Stored data entries:
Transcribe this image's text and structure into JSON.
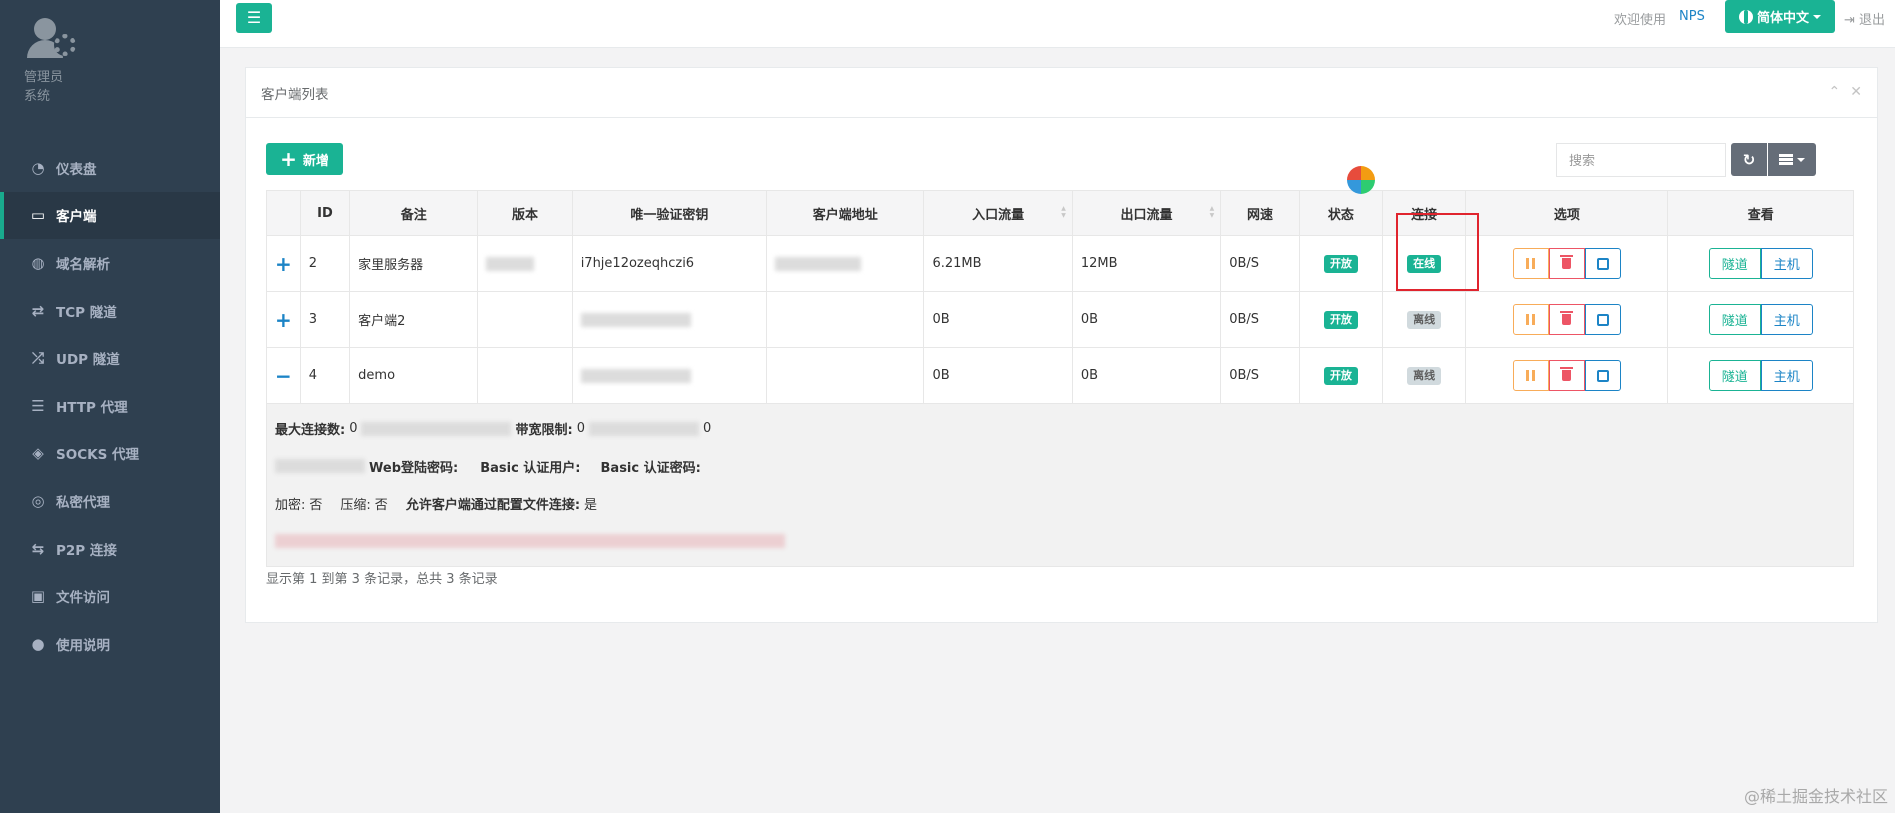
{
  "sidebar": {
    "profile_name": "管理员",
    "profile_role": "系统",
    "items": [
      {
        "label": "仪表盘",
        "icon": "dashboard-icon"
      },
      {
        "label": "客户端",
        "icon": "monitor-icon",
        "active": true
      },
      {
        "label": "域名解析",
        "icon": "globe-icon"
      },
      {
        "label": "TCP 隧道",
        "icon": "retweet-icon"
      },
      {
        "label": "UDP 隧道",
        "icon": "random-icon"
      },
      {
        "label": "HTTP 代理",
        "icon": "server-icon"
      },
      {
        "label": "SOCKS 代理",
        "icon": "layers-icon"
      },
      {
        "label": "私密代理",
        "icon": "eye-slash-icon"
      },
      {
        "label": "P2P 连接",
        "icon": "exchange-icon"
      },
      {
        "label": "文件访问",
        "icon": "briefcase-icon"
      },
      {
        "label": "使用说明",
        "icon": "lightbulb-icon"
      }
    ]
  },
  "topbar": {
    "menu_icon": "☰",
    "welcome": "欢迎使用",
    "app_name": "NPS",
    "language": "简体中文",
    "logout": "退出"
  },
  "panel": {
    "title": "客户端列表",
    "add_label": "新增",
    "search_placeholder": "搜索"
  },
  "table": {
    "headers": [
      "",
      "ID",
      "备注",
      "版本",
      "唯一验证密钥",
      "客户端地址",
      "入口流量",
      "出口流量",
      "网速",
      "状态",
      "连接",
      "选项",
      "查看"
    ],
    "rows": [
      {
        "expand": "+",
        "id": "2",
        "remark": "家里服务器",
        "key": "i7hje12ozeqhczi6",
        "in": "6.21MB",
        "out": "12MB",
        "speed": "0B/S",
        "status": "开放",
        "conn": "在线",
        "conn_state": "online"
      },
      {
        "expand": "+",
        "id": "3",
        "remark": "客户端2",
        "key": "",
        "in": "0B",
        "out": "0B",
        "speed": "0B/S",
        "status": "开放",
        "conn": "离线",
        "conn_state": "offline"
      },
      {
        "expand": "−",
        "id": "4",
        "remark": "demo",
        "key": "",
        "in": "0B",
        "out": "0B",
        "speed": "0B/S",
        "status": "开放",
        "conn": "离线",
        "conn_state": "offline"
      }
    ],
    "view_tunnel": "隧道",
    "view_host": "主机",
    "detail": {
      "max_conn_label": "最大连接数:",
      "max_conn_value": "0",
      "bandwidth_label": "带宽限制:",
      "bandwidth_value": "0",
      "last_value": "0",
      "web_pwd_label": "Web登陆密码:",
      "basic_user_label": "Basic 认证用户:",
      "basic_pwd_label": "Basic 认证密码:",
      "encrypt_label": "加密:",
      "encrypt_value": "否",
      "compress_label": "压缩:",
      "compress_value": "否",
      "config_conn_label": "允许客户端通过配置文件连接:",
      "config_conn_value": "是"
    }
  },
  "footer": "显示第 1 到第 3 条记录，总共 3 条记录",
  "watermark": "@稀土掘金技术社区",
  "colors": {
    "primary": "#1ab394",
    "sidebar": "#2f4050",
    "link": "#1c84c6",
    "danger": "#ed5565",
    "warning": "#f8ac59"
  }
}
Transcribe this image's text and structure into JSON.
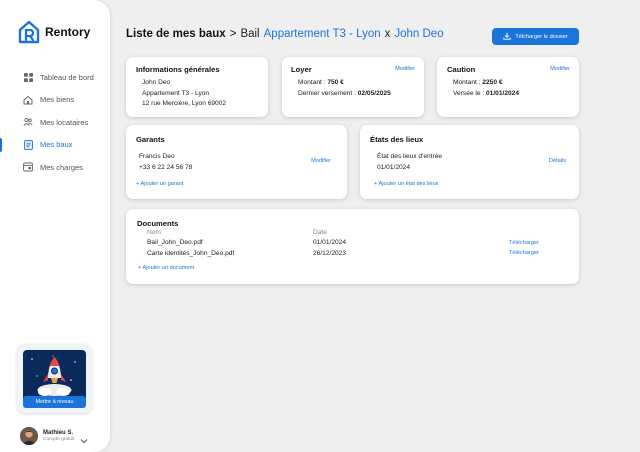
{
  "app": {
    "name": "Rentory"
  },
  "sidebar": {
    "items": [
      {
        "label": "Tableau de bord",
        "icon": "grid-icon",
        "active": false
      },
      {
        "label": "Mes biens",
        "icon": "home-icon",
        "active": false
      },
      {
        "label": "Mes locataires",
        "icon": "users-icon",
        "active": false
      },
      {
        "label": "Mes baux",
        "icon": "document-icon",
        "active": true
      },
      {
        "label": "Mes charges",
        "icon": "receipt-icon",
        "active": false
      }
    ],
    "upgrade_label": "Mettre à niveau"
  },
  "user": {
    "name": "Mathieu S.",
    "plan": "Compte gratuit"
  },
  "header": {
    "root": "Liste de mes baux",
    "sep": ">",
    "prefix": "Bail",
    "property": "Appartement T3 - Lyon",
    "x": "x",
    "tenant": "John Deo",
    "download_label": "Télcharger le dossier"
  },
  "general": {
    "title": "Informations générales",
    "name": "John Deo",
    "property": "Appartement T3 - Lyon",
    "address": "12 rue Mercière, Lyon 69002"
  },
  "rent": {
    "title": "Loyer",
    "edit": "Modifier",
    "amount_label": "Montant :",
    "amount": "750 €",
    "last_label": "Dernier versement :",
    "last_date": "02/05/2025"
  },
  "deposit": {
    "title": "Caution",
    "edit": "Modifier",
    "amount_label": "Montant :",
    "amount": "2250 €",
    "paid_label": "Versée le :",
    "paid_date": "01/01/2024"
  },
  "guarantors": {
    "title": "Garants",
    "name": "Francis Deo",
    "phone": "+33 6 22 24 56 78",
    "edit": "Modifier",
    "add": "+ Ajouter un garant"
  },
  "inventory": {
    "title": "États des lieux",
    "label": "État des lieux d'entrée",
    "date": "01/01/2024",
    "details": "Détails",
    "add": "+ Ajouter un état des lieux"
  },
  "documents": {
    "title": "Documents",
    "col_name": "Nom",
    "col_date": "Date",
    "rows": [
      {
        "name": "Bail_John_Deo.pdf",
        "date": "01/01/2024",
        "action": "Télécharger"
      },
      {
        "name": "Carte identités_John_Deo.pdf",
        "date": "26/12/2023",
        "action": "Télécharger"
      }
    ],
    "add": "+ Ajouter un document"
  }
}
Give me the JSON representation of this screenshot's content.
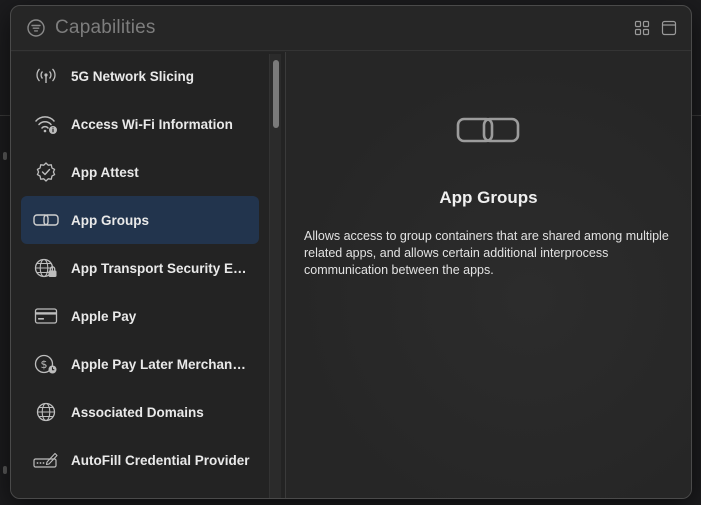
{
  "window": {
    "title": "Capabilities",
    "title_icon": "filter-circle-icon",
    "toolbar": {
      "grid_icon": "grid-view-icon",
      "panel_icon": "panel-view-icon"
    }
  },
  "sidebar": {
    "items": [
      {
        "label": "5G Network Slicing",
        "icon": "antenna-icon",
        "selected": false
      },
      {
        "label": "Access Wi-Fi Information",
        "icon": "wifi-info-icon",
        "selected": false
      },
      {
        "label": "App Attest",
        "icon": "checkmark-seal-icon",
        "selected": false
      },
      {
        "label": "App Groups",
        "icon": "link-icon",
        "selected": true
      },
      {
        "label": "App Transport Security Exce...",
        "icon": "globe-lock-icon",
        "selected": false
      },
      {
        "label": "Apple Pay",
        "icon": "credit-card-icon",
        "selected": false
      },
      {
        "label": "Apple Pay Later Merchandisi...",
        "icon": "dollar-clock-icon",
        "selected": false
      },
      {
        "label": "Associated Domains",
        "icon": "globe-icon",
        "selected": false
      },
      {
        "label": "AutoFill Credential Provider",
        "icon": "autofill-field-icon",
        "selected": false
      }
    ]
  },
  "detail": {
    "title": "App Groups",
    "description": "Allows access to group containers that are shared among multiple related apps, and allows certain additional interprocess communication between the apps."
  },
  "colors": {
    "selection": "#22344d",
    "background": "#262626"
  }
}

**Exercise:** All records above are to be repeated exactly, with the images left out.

**Answer box:**
Transcribe this image's text and structure into JSON.
{
  "sidebar": {
    "profile_name": "管理员",
    "profile_role": "系统",
    "items": [
      {
        "label": "仪表盘",
        "icon": "dashboard-icon"
      },
      {
        "label": "客户端",
        "icon": "monitor-icon",
        "active": true
      },
      {
        "label": "域名解析",
        "icon": "globe-icon"
      },
      {
        "label": "TCP 隧道",
        "icon": "retweet-icon"
      },
      {
        "label": "UDP 隧道",
        "icon": "random-icon"
      },
      {
        "label": "HTTP 代理",
        "icon": "server-icon"
      },
      {
        "label": "SOCKS 代理",
        "icon": "layers-icon"
      },
      {
        "label": "私密代理",
        "icon": "eye-slash-icon"
      },
      {
        "label": "P2P 连接",
        "icon": "exchange-icon"
      },
      {
        "label": "文件访问",
        "icon": "briefcase-icon"
      },
      {
        "label": "使用说明",
        "icon": "lightbulb-icon"
      }
    ]
  },
  "topbar": {
    "menu_icon": "☰",
    "welcome": "欢迎使用",
    "app_name": "NPS",
    "language": "简体中文",
    "logout": "退出"
  },
  "panel": {
    "title": "客户端列表",
    "add_label": "新增",
    "search_placeholder": "搜索"
  },
  "table": {
    "headers": [
      "",
      "ID",
      "备注",
      "版本",
      "唯一验证密钥",
      "客户端地址",
      "入口流量",
      "出口流量",
      "网速",
      "状态",
      "连接",
      "选项",
      "查看"
    ],
    "rows": [
      {
        "expand": "+",
        "id": "2",
        "remark": "家里服务器",
        "key": "i7hje12ozeqhczi6",
        "in": "6.21MB",
        "out": "12MB",
        "speed": "0B/S",
        "status": "开放",
        "conn": "在线",
        "conn_state": "online"
      },
      {
        "expand": "+",
        "id": "3",
        "remark": "客户端2",
        "key": "",
        "in": "0B",
        "out": "0B",
        "speed": "0B/S",
        "status": "开放",
        "conn": "离线",
        "conn_state": "offline"
      },
      {
        "expand": "−",
        "id": "4",
        "remark": "demo",
        "key": "",
        "in": "0B",
        "out": "0B",
        "speed": "0B/S",
        "status": "开放",
        "conn": "离线",
        "conn_state": "offline"
      }
    ],
    "view_tunnel": "隧道",
    "view_host": "主机",
    "detail": {
      "max_conn_label": "最大连接数:",
      "max_conn_value": "0",
      "bandwidth_label": "带宽限制:",
      "bandwidth_value": "0",
      "last_value": "0",
      "web_pwd_label": "Web登陆密码:",
      "basic_user_label": "Basic 认证用户:",
      "basic_pwd_label": "Basic 认证密码:",
      "encrypt_label": "加密:",
      "encrypt_value": "否",
      "compress_label": "压缩:",
      "compress_value": "否",
      "config_conn_label": "允许客户端通过配置文件连接:",
      "config_conn_value": "是"
    }
  },
  "footer": "显示第 1 到第 3 条记录，总共 3 条记录",
  "watermark": "@稀土掘金技术社区",
  "colors": {
    "primary": "#1ab394",
    "sidebar": "#2f4050",
    "link": "#1c84c6",
    "danger": "#ed5565",
    "warning": "#f8ac59"
  }
}
Transcribe this image's text and structure into JSON.
{
  "app": {
    "name": "Rentory"
  },
  "sidebar": {
    "items": [
      {
        "label": "Tableau de bord",
        "icon": "grid-icon",
        "active": false
      },
      {
        "label": "Mes biens",
        "icon": "home-icon",
        "active": false
      },
      {
        "label": "Mes locataires",
        "icon": "users-icon",
        "active": false
      },
      {
        "label": "Mes baux",
        "icon": "document-icon",
        "active": true
      },
      {
        "label": "Mes charges",
        "icon": "receipt-icon",
        "active": false
      }
    ],
    "upgrade_label": "Mettre à niveau"
  },
  "user": {
    "name": "Mathieu S.",
    "plan": "Compte gratuit"
  },
  "header": {
    "root": "Liste de mes baux",
    "sep": ">",
    "prefix": "Bail",
    "property": "Appartement T3 - Lyon",
    "x": "x",
    "tenant": "John Deo",
    "download_label": "Télcharger le dossier"
  },
  "general": {
    "title": "Informations générales",
    "name": "John Deo",
    "property": "Appartement T3 - Lyon",
    "address": "12 rue Mercière, Lyon 69002"
  },
  "rent": {
    "title": "Loyer",
    "edit": "Modifier",
    "amount_label": "Montant :",
    "amount": "750 €",
    "last_label": "Dernier versement :",
    "last_date": "02/05/2025"
  },
  "deposit": {
    "title": "Caution",
    "edit": "Modifier",
    "amount_label": "Montant :",
    "amount": "2250 €",
    "paid_label": "Versée le :",
    "paid_date": "01/01/2024"
  },
  "guarantors": {
    "title": "Garants",
    "name": "Francis Deo",
    "phone": "+33 6 22 24 56 78",
    "edit": "Modifier",
    "add": "+ Ajouter un garant"
  },
  "inventory": {
    "title": "États des lieux",
    "label": "État des lieux d'entrée",
    "date": "01/01/2024",
    "details": "Détails",
    "add": "+ Ajouter un état des lieux"
  },
  "documents": {
    "title": "Documents",
    "col_name": "Nom",
    "col_date": "Date",
    "rows": [
      {
        "name": "Bail_John_Deo.pdf",
        "date": "01/01/2024",
        "action": "Télécharger"
      },
      {
        "name": "Carte identités_John_Deo.pdf",
        "date": "26/12/2023",
        "action": "Télécharger"
      }
    ],
    "add": "+ Ajouter un document"
  }
}
Give me the JSON representation of this screenshot's content.
{
  "window": {
    "title": "Capabilities",
    "title_icon": "filter-circle-icon",
    "toolbar": {
      "grid_icon": "grid-view-icon",
      "panel_icon": "panel-view-icon"
    }
  },
  "sidebar": {
    "items": [
      {
        "label": "5G Network Slicing",
        "icon": "antenna-icon",
        "selected": false
      },
      {
        "label": "Access Wi-Fi Information",
        "icon": "wifi-info-icon",
        "selected": false
      },
      {
        "label": "App Attest",
        "icon": "checkmark-seal-icon",
        "selected": false
      },
      {
        "label": "App Groups",
        "icon": "link-icon",
        "selected": true
      },
      {
        "label": "App Transport Security Exce...",
        "icon": "globe-lock-icon",
        "selected": false
      },
      {
        "label": "Apple Pay",
        "icon": "credit-card-icon",
        "selected": false
      },
      {
        "label": "Apple Pay Later Merchandisi...",
        "icon": "dollar-clock-icon",
        "selected": false
      },
      {
        "label": "Associated Domains",
        "icon": "globe-icon",
        "selected": false
      },
      {
        "label": "AutoFill Credential Provider",
        "icon": "autofill-field-icon",
        "selected": false
      }
    ]
  },
  "detail": {
    "title": "App Groups",
    "description": "Allows access to group containers that are shared among multiple related apps, and allows certain additional interprocess communication between the apps."
  },
  "colors": {
    "selection": "#22344d",
    "background": "#262626"
  }
}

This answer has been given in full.